> [Exercise goal]:
Determine how many lines in this listing contain the word "JSON" and report that number by itself.

*** Records for processing ***

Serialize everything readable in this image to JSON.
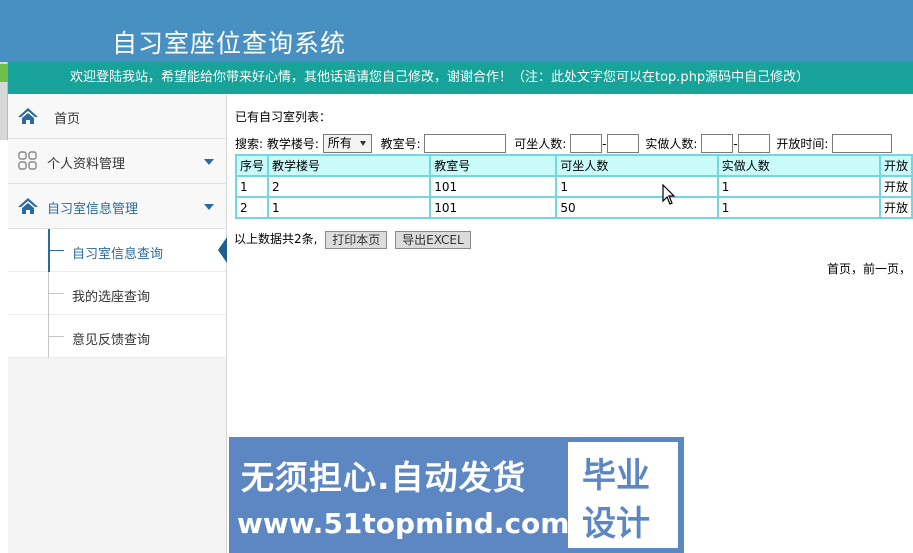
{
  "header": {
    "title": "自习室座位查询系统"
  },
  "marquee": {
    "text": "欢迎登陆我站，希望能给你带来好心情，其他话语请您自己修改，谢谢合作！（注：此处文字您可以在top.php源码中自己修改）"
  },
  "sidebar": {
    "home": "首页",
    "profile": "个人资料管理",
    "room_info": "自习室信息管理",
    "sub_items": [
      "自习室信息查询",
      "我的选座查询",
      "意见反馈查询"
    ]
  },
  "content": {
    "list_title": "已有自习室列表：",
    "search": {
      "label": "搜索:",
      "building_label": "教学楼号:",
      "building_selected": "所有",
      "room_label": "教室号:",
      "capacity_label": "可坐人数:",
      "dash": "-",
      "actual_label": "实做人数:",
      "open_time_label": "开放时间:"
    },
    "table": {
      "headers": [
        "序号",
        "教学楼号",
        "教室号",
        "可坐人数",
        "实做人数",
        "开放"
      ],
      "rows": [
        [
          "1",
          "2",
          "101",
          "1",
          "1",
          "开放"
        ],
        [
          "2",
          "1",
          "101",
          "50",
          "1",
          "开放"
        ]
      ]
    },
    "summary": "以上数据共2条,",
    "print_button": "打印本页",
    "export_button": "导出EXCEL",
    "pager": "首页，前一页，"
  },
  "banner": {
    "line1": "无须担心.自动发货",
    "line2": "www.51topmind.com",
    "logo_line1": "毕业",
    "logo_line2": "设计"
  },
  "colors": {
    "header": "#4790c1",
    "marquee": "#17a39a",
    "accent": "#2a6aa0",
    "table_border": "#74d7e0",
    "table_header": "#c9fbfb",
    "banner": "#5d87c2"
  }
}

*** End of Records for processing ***
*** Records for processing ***

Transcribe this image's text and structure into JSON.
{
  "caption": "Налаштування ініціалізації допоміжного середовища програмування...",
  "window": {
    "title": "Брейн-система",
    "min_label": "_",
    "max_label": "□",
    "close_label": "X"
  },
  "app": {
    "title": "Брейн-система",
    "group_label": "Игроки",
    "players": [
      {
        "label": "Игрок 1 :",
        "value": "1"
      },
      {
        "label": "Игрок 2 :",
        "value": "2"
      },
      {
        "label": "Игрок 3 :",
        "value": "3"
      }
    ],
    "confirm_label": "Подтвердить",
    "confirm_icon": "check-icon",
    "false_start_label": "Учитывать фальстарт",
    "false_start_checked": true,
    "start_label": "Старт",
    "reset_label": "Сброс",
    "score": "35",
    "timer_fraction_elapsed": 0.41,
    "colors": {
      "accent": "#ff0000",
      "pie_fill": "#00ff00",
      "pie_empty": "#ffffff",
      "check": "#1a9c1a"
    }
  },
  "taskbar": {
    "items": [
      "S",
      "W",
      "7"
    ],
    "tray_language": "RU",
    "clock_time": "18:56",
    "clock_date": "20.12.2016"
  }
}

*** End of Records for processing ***

> [Task response]:
2